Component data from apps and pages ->
*** Begin section ***
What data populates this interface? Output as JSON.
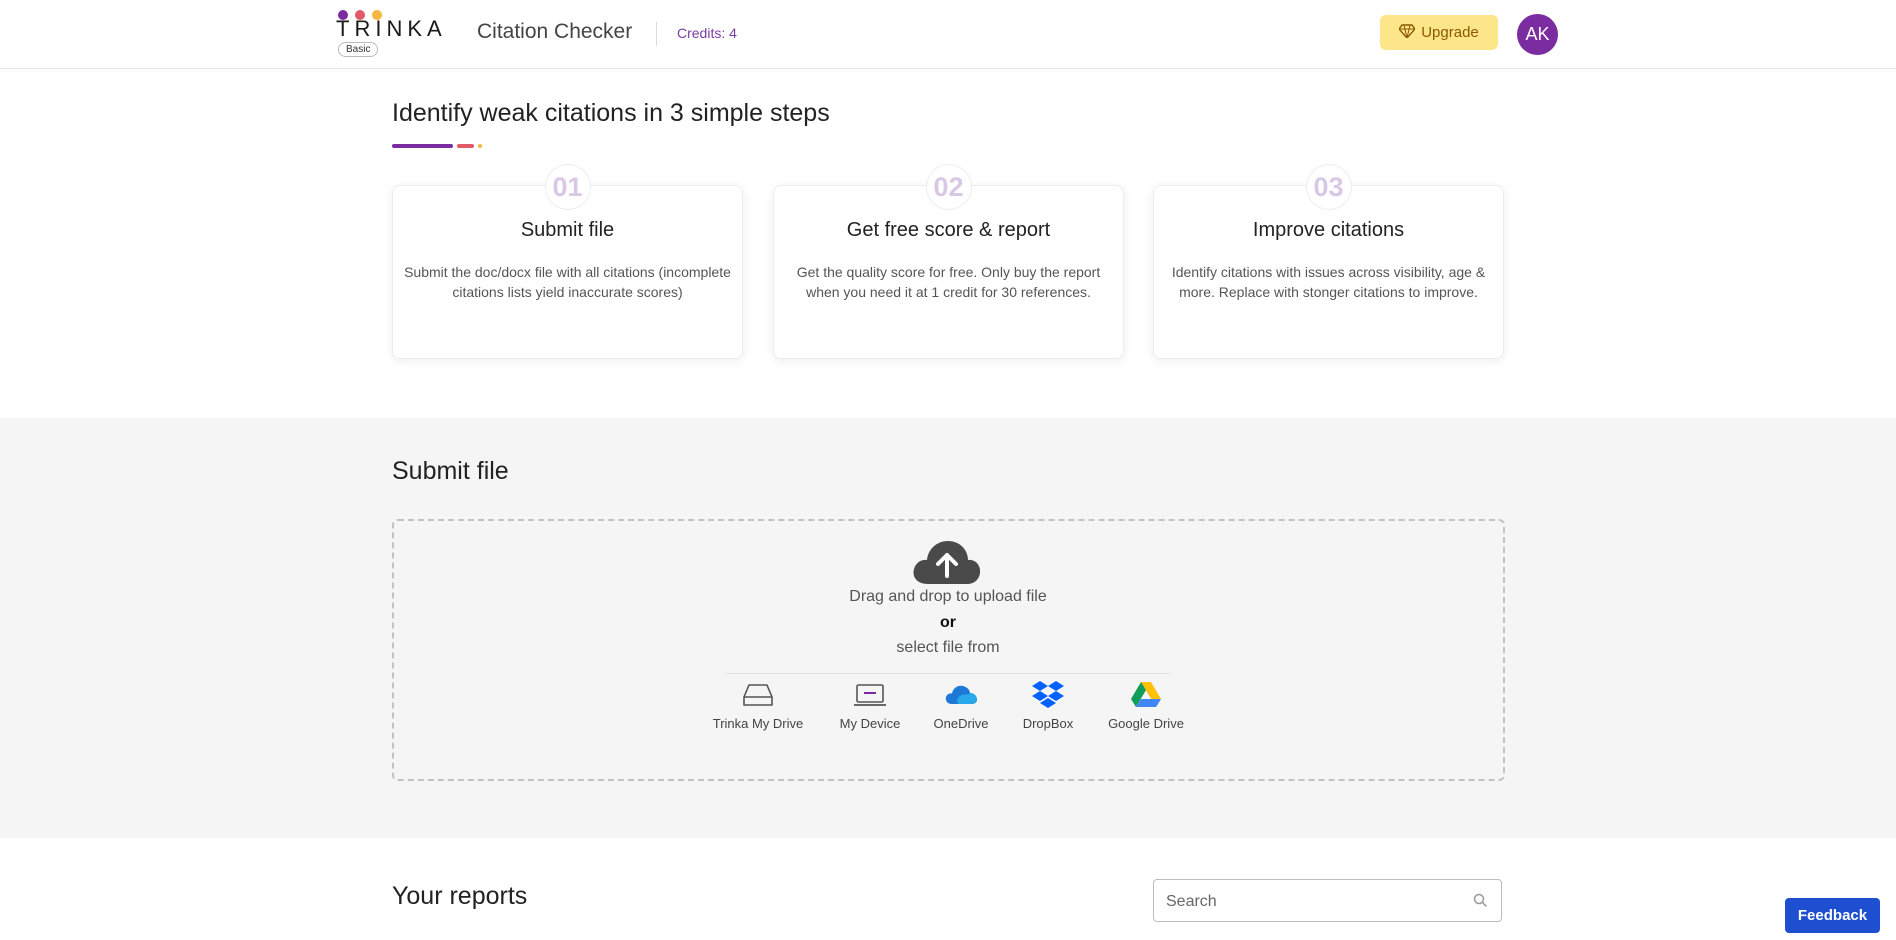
{
  "header": {
    "logo_text": "TRINKA",
    "plan_badge": "Basic",
    "app_title": "Citation Checker",
    "credits": "Credits: 4",
    "upgrade_label": "Upgrade",
    "avatar_initials": "AK",
    "logo_dot_colors": [
      "#7b2ca0",
      "#e05a67",
      "#f5b63f"
    ]
  },
  "steps": {
    "title": "Identify weak citations in 3 simple steps",
    "title_bar_colors": [
      "#7b2ca0",
      "#e05a67",
      "#f5b63f"
    ],
    "cards": [
      {
        "number": "01",
        "title": "Submit file",
        "description": "Submit the doc/docx file with all citations (incomplete citations lists yield inaccurate scores)"
      },
      {
        "number": "02",
        "title": "Get free score & report",
        "description": "Get the quality score for free. Only buy the report when you need it at 1 credit for 30 references."
      },
      {
        "number": "03",
        "title": "Improve citations",
        "description": "Identify citations with issues across visibility, age & more. Replace with stonger citations to improve."
      }
    ]
  },
  "submit": {
    "title": "Submit file",
    "drag_text": "Drag and drop to upload file",
    "or_text": "or",
    "select_text": "select file from",
    "sources": [
      {
        "label": "Trinka My Drive",
        "icon": "drive-icon"
      },
      {
        "label": "My Device",
        "icon": "laptop-icon"
      },
      {
        "label": "OneDrive",
        "icon": "onedrive-icon"
      },
      {
        "label": "DropBox",
        "icon": "dropbox-icon"
      },
      {
        "label": "Google Drive",
        "icon": "google-drive-icon"
      }
    ]
  },
  "reports": {
    "title": "Your reports",
    "search_placeholder": "Search"
  },
  "feedback_label": "Feedback",
  "colors": {
    "brand_purple": "#7b2ca0",
    "upgrade_bg": "#fde68a",
    "feedback_bg": "#1f4fd1"
  }
}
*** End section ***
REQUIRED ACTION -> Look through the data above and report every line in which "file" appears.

RESPONSE AREA ->
        "title": "Submit file",
        "description": "Submit the doc/docx file with all citations (incomplete citations lists yield inaccurate scores)"
    "title": "Submit file",
    "drag_text": "Drag and drop to upload file",
    "select_text": "select file from",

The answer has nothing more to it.